Only the number is requested. Tally the lines of the data that hold the string "even".

[Raw data — start]

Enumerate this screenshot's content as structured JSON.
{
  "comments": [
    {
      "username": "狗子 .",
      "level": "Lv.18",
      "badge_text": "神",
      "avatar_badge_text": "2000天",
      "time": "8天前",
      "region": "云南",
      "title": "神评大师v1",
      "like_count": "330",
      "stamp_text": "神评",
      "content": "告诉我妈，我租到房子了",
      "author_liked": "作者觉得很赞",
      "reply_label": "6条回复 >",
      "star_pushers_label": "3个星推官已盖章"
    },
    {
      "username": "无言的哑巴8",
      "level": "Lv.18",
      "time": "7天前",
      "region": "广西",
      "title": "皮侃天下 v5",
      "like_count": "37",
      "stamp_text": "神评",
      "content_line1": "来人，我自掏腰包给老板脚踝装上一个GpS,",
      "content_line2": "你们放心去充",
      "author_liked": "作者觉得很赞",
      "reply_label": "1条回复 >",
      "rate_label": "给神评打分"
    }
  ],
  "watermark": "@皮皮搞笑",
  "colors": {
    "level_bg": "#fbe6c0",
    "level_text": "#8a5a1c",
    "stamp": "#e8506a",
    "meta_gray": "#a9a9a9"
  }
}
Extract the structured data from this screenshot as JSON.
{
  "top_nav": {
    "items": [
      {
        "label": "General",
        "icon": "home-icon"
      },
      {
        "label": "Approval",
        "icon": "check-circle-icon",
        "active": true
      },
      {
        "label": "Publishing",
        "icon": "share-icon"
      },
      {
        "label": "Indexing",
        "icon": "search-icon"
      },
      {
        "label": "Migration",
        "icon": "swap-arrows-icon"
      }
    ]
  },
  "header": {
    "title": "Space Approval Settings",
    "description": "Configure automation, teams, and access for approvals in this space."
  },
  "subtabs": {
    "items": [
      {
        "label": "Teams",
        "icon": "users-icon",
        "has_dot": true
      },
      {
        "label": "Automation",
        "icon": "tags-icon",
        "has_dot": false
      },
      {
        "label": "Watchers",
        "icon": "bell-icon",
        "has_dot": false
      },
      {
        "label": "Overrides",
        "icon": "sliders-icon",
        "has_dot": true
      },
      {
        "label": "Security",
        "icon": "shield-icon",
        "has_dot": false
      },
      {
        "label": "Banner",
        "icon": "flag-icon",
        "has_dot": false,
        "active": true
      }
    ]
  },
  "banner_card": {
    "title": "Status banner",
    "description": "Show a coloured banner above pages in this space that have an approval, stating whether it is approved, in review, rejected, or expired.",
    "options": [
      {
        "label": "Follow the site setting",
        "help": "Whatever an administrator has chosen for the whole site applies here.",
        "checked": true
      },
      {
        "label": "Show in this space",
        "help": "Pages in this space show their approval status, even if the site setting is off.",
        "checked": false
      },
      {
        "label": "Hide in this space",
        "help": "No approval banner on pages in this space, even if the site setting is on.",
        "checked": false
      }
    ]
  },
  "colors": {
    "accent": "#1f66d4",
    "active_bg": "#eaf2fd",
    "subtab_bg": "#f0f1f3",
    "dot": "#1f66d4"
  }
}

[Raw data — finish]

### Exercise result
2